I paused and then decided to give “Mr. U” a serious answer.
“I don’t understand what you mean,” I said.
“I mean, people are dying and you’re laughing,” he protested.
Okay, I said. You’re right. I will have to cancel my comedy shows … in Chicago. Last year, more than 600 people were killed on Chicago’s streets. In fact, thousands of people died in America last year, so we can’t have any more comedy shows, laughter or fun.
“I didn’t say Chicago. I said in Israel and Palestine,” he protested.
Well, I said, there are lots of people dying all over the world. Do we just stop laughing?
The world is full of tragedy. Global Warming is upon us, although the warmer American winter has meant cheaper heating bills.
American celebrities Donald Trump and Rosie O’Donnell are spewing hate at each other. Rosie says Donald’s “hair piece” flops over his head in the wind like the dress on a fat lady’s butt, and Donald says Rosie is a fat lady with a fat butt.
Why do people insist on laughing even in the worst of times?
Because they insist on being human. Nothing energizes the human spirit more than humor, even at the worst possible times.
Humor is as essential to life as is food, egos and wireless Internet access on a vacation.
Humor won’t end conflicts, but it can help you sort through the real fanatics and the majority of people who sound extremist because they just can’t control their emotions.
That’s why I love humor.
Mideast like rollercoaster ride
I started standup comedy right after one of the worst terrorist tragedies in America, Sept. 11, 2001.
What? Am I to sit around and be depressed all day waiting for “them” to get me?
No way. Humor is a way of giving the “finger” to the bad people, telling them I ain’t gonna surrender to the fear and violence no matter what. I’m going to recharge my internal batteries with humor and go out and fight harder for peace.

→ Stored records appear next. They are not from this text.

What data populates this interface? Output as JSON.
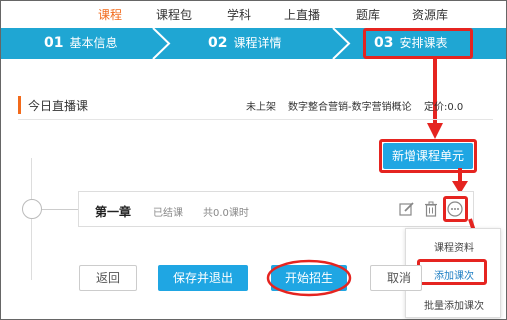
{
  "nav": {
    "items": [
      "课程",
      "课程包",
      "学科",
      "上直播",
      "题库",
      "资源库"
    ],
    "active_index": 0
  },
  "steps": [
    {
      "num": "01",
      "label": "基本信息"
    },
    {
      "num": "02",
      "label": "课程详情"
    },
    {
      "num": "03",
      "label": "安排课表"
    }
  ],
  "course": {
    "title": "今日直播课",
    "status": "未上架",
    "name": "数字整合营销-数字营销概论",
    "price_label": "定价:0.0"
  },
  "buttons": {
    "add_unit": "新增课程单元",
    "back": "返回",
    "save_exit": "保存并退出",
    "start_enroll": "开始招生",
    "cancel": "取消"
  },
  "chapter": {
    "title": "第一章",
    "status": "已结课",
    "hours": "共0.0课时"
  },
  "menu": {
    "items": [
      "课程资料",
      "添加课次",
      "批量添加课次"
    ]
  },
  "colors": {
    "accent": "#f26a1b",
    "primary": "#1fa6e3",
    "highlight": "#e52420"
  }
}
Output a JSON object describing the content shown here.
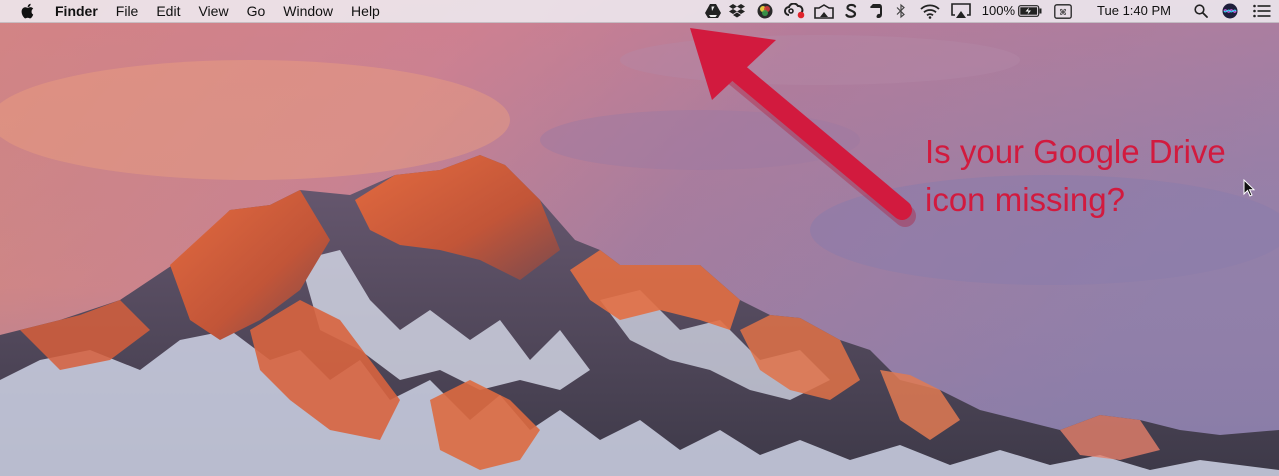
{
  "menubar": {
    "app_name": "Finder",
    "menus": [
      "File",
      "Edit",
      "View",
      "Go",
      "Window",
      "Help"
    ],
    "battery_percent": "100%",
    "clock": "Tue 1:40 PM",
    "status_icons": [
      "google-drive-icon",
      "dropbox-icon",
      "colorsync-icon",
      "creative-cloud-icon",
      "screen-mirroring-icon",
      "skype-icon",
      "evernote-icon",
      "bluetooth-icon",
      "wifi-icon",
      "airplay-icon",
      "battery-icon",
      "keyboard-icon",
      "spotlight-icon",
      "siri-icon",
      "notification-center-icon"
    ]
  },
  "annotation": {
    "line1": "Is your Google Drive",
    "line2": "icon missing?",
    "color": "#d21a3e"
  },
  "wallpaper": {
    "description": "macOS Sierra mountain wallpaper",
    "sky_colors": [
      "#e8836c",
      "#b56e8e",
      "#8a78a8"
    ],
    "rock_color": "#d96a43",
    "snow_color": "#d8dceb"
  }
}
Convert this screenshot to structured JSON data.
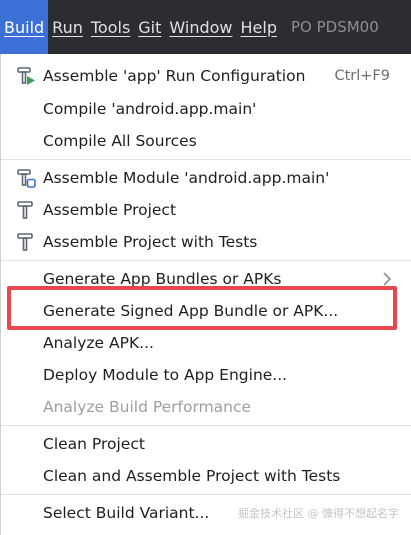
{
  "menubar": {
    "items": [
      "Build",
      "Run",
      "Tools",
      "Git",
      "Window",
      "Help"
    ],
    "project": "PO PDSM00"
  },
  "menu": {
    "items": [
      {
        "label": "Assemble 'app' Run Configuration",
        "shortcut": "Ctrl+F9",
        "icon": "hammer-run-icon"
      },
      {
        "label": "Compile 'android.app.main'"
      },
      {
        "label": "Compile All Sources"
      },
      {
        "label": "Assemble Module 'android.app.main'",
        "icon": "hammer-module-icon"
      },
      {
        "label": "Assemble Project",
        "icon": "hammer-icon"
      },
      {
        "label": "Assemble Project with Tests",
        "icon": "hammer-icon"
      },
      {
        "label": "Generate App Bundles or APKs",
        "submenu": true
      },
      {
        "label": "Generate Signed App Bundle or APK...",
        "highlighted": true
      },
      {
        "label": "Analyze APK..."
      },
      {
        "label": "Deploy Module to App Engine..."
      },
      {
        "label": "Analyze Build Performance",
        "disabled": true
      },
      {
        "label": "Clean Project"
      },
      {
        "label": "Clean and Assemble Project with Tests"
      },
      {
        "label": "Select Build Variant..."
      }
    ]
  },
  "watermark": "掘金技术社区 @ 慷得不想起名字",
  "colors": {
    "menubar_bg": "#2b2d30",
    "active_menu": "#3d70d6",
    "highlight_box": "#e8484d",
    "disabled_text": "#9aa0a6"
  }
}
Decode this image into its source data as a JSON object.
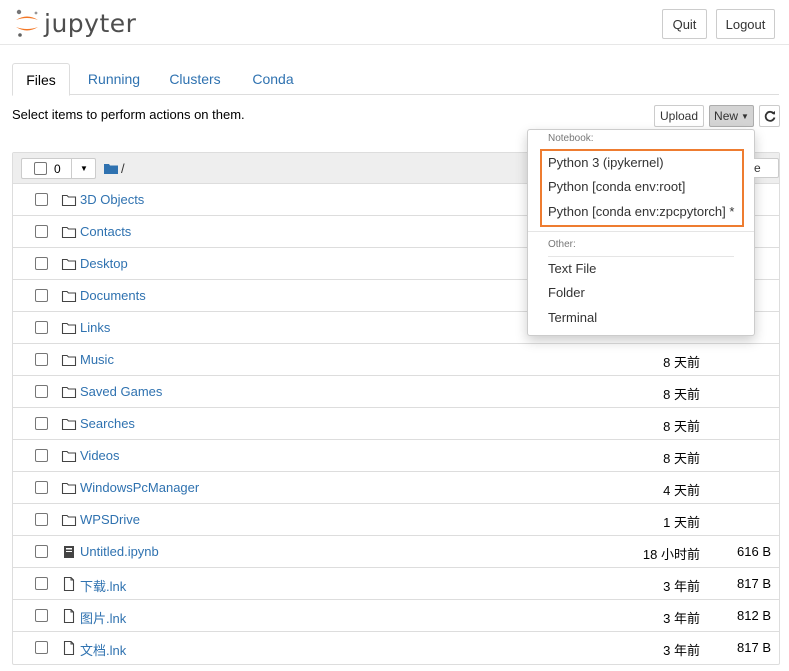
{
  "app": {
    "logo_text": "jupyter"
  },
  "header": {
    "quit_label": "Quit",
    "logout_label": "Logout"
  },
  "tabs": [
    {
      "label": "Files",
      "active": true
    },
    {
      "label": "Running"
    },
    {
      "label": "Clusters"
    },
    {
      "label": "Conda"
    }
  ],
  "toolbar": {
    "select_text": "Select items to perform actions on them.",
    "upload_label": "Upload",
    "new_label": "New"
  },
  "list_header": {
    "selected_count": "0",
    "path": "/"
  },
  "new_menu": {
    "notebook_heading": "Notebook:",
    "kernels": [
      "Python 3 (ipykernel)",
      "Python [conda env:root]",
      "Python [conda env:zpcpytorch] *"
    ],
    "other_heading": "Other:",
    "other_items": [
      "Text File",
      "Folder",
      "Terminal"
    ],
    "partial_button_text": "e"
  },
  "files": [
    {
      "name": "3D Objects",
      "type": "folder",
      "modified": "",
      "size": ""
    },
    {
      "name": "Contacts",
      "type": "folder",
      "modified": "",
      "size": ""
    },
    {
      "name": "Desktop",
      "type": "folder",
      "modified": "",
      "size": ""
    },
    {
      "name": "Documents",
      "type": "folder",
      "modified": "",
      "size": ""
    },
    {
      "name": "Links",
      "type": "folder",
      "modified": "",
      "size": ""
    },
    {
      "name": "Music",
      "type": "folder",
      "modified": "8 天前",
      "size": ""
    },
    {
      "name": "Saved Games",
      "type": "folder",
      "modified": "8 天前",
      "size": ""
    },
    {
      "name": "Searches",
      "type": "folder",
      "modified": "8 天前",
      "size": ""
    },
    {
      "name": "Videos",
      "type": "folder",
      "modified": "8 天前",
      "size": ""
    },
    {
      "name": "WindowsPcManager",
      "type": "folder",
      "modified": "4 天前",
      "size": ""
    },
    {
      "name": "WPSDrive",
      "type": "folder",
      "modified": "1 天前",
      "size": ""
    },
    {
      "name": "Untitled.ipynb",
      "type": "notebook",
      "modified": "18 小时前",
      "size": "616 B"
    },
    {
      "name": "下载.lnk",
      "type": "file",
      "modified": "3 年前",
      "size": "817 B"
    },
    {
      "name": "图片.lnk",
      "type": "file",
      "modified": "3 年前",
      "size": "812 B"
    },
    {
      "name": "文档.lnk",
      "type": "file",
      "modified": "3 年前",
      "size": "817 B"
    }
  ],
  "colors": {
    "link": "#2f72b0",
    "highlight": "#ee7c30",
    "logo_orange": "#f37726"
  }
}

Okay. Not everyone is saying this these days in the Middle East, but the Middle East is like one big roller coaster ride. It has its ups and its downs. And then its downs, and then more downs, and a few teeny weenie ups, and then deep gullies and endless valleys, and then, maybe, an occasional “up” again.
Some good people I met by accident in Israel share that feeling and we’re going to be doing some comedy shows in Jerusalem.
We’ve called it simply, “The Israeli-Palestinian Comedy Tour.” It will run Jan. 24 through Feb. 1.
My hilarious and never without a punch line comedy partner, Aaron Freeman, is joining me as we partner with three Israeli comedians we’ve never met to do some shows for Israelis and Palestinians.
They include Shachar Chason, who will be the emcee of the shows. He does a show on Channel 10, I am told. It will also include Yisrael Campbell – who my Palestinian friends simply refer to as “Entity Campbell" because they have a hard time pronouncing his name.
But the inspiration to put this together came from Charley Warady, who hosts Israelisms, a podcast previously featured on YnetNews.com that is taped every Friday with his wife, Carol, in Jerusalem.
Warady and I never met. But it is a small world. As it turns out, Warady grew up on Chicago’s Southeast Side, in South Shore Valley, an area known in the 1950s and 1960s for being a prominent Palestinian and Jewish community.
Back then, Jews and Arabs all lived together in the same neighborhoods. The only way for Jews back then to get a plate of hummus was from their Arab neighbors.
Warady lived in the exclusive section of the neighborhood called “Pill Hill.” It was hilly, but it was better known for all the Jewish and Arab doctors there.
I lived in the neighborhood next door called “Bill Hill.” We were basically all the patients.
Charley and I never met, until one day on YnetNews.com. Charley was doing some online research on his old neighborhood and happened across an online book I wrote called “Midnight Flight: The Story of White Flight in Chicago,” which detailed the White Flight in Chicago in the 1960s.
Warady noticed that the names of all my friends in the online book were also the names of his closest friends, who happened to be the younger sisters and brothers or my best friends. I’m a few years older.
The Israel-Palestinian Comedy Tour is not going to end the Middle East conflict, or push Israelis and Palestinians to call each other up out of the blue and invite each other over for dinner.
It won’t even end the argument about who invented hummus.
But for at least one brief moment, it might remind Palestinians and Israelis about how things were or how they might one day be.
Like I always say, “If we can laugh together, we can live together.”
(Ray Hanania was named Best Ethnic American Columnist by New America Media. He can be reached at www.hanania.com .)